- Silver, Stephen (2018-07-02). "Is the Mystery of Ga-Ga, Everyone's Favorite Summer-Camp Game, Finally Solved?". Tablet. Retrieved 2020-09-16.
- Cardine, Sara (2018-08-29). "La Cañada Elementary students go gaga for GaGa ball, thanks to new campus addition". Los Angeles Times. Retrieved 2020-09-16.
- Thacker, Susan (2018-10-06). "GAGA BALL: Kids love this new game". Great Bend Tribune. Retrieved 2020-09-16.
- Blomquist, Mala (2019-02-25). "Everyone's Gaga for Gaga". Arizona Jewish Life. Retrieved 2020-09-16.
- Wendell, Bryan (2020-08-09). "Who invented ga-ga ball? Someone might have solved the mystery for good". Bryan on Scouting. Retrieved 2020-09-16.

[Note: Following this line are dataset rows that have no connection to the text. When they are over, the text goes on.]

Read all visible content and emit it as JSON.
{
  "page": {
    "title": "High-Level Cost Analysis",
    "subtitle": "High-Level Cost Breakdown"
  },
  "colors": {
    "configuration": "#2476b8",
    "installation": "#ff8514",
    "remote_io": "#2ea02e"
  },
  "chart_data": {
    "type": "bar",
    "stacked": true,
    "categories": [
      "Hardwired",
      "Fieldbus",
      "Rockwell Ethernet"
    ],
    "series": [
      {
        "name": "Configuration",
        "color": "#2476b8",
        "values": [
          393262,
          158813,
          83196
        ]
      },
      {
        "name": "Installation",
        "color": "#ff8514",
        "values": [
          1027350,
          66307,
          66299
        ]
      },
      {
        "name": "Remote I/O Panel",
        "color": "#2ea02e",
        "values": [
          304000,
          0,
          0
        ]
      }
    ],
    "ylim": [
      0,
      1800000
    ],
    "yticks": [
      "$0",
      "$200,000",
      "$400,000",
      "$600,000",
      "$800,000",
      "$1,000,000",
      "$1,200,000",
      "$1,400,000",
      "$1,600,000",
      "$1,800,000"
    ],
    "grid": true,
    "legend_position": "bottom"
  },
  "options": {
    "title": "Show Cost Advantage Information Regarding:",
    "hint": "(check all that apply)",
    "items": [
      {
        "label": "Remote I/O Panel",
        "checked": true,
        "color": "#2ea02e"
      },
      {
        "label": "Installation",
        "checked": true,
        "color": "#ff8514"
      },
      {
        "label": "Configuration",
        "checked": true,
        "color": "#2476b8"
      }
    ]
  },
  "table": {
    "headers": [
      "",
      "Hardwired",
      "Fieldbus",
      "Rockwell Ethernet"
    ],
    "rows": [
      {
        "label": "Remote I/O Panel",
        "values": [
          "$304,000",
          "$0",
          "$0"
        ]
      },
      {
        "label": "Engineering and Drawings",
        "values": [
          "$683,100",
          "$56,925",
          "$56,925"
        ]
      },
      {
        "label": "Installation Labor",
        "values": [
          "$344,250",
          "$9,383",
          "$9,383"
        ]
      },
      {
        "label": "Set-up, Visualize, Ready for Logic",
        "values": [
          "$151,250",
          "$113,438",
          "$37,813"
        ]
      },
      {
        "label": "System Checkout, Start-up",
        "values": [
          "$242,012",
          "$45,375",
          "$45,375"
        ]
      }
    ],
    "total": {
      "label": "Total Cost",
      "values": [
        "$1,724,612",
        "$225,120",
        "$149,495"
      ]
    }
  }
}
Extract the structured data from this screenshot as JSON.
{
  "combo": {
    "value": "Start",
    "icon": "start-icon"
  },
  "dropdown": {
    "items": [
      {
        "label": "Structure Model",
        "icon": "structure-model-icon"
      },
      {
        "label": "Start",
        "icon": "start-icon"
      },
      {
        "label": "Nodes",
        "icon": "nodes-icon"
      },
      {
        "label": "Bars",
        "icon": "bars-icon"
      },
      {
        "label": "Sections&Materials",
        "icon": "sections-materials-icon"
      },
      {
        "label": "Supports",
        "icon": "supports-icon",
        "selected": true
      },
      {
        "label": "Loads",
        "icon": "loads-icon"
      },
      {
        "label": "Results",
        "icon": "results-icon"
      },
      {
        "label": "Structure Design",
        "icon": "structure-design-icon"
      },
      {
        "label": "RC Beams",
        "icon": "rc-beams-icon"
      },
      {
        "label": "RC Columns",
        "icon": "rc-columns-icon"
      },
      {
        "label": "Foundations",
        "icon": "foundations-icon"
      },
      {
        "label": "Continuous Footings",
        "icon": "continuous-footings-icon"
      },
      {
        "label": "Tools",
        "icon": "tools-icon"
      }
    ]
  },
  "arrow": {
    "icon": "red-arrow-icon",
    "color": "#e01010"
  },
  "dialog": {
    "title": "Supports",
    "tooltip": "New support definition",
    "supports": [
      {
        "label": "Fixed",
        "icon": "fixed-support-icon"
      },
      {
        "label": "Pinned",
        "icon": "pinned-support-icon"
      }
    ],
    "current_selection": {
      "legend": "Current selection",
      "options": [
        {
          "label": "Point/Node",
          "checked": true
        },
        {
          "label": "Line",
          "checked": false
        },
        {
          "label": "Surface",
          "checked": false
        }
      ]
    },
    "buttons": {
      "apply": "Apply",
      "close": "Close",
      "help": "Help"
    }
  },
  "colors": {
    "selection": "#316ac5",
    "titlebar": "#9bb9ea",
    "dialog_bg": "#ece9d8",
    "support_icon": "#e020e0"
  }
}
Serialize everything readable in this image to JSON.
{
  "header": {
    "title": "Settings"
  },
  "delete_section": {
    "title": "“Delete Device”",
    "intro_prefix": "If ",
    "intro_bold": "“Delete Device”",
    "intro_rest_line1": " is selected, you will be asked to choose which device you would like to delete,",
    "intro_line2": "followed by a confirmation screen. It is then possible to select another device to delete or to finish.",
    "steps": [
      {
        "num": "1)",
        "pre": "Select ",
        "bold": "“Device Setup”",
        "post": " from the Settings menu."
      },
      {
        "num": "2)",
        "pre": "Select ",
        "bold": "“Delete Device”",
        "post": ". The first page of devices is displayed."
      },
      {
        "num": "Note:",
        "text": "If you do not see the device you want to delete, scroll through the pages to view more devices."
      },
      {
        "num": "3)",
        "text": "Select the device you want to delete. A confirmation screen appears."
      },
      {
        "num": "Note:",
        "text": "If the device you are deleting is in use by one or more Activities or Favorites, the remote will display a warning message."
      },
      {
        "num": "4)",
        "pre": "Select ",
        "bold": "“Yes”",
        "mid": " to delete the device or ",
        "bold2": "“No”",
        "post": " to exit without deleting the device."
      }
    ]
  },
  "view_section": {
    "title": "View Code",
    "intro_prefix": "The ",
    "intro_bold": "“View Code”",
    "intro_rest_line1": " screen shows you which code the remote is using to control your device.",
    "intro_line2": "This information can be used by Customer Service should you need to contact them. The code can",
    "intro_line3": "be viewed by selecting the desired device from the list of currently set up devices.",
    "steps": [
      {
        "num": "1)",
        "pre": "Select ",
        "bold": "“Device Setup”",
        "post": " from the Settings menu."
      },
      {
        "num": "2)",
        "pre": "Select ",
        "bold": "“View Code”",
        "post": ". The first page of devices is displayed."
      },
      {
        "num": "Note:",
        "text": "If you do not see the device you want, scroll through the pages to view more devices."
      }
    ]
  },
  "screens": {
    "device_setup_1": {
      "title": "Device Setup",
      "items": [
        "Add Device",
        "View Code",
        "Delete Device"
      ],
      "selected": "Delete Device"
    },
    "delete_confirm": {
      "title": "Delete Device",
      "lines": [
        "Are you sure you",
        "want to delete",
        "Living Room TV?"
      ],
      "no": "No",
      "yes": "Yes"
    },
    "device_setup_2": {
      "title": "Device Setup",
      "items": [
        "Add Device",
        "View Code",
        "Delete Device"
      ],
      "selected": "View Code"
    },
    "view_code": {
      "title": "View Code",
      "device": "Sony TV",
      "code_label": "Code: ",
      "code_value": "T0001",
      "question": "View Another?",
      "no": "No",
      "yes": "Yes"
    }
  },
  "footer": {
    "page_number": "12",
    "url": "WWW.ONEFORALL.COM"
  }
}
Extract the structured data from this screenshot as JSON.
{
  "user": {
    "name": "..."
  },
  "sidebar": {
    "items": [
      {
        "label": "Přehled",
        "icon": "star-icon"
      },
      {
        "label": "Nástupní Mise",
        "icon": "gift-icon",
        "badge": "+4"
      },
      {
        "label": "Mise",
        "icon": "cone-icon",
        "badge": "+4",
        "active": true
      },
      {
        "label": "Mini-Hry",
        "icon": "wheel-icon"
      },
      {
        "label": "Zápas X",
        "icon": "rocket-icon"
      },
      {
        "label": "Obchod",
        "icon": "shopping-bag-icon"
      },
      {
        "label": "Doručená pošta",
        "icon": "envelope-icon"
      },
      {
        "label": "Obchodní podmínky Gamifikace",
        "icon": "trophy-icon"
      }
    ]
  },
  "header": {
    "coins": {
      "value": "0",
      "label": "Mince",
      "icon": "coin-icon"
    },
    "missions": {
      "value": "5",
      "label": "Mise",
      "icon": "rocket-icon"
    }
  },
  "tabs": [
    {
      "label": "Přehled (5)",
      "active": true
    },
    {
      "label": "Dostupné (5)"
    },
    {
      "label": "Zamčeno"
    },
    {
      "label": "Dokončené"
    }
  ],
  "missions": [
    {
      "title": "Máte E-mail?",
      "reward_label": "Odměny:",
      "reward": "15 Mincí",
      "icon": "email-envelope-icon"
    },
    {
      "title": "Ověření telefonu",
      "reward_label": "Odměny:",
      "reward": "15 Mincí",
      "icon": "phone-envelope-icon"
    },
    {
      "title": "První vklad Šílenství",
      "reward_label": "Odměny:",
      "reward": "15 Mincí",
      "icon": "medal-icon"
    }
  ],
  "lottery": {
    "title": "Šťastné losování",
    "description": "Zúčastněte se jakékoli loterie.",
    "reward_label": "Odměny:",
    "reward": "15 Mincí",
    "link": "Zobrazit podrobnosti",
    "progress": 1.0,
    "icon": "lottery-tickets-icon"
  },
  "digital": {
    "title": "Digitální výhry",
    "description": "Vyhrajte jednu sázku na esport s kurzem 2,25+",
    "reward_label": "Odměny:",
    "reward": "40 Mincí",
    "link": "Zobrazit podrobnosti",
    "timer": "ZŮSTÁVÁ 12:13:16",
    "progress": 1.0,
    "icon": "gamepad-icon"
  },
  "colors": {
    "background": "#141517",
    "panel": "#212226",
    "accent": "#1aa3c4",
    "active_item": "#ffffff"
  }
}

- Cooney, Mike (2017-08-06). "GaGa Ball – What Is It and Where Did It Come From?". Mike’s Amazing Dad Blog. Retrieved 2020-09-16.
- Wellen, Brianna. "Bob's Burgers returns from a weeks-long hiatus with a schoolyard sensation". The A.V. Club.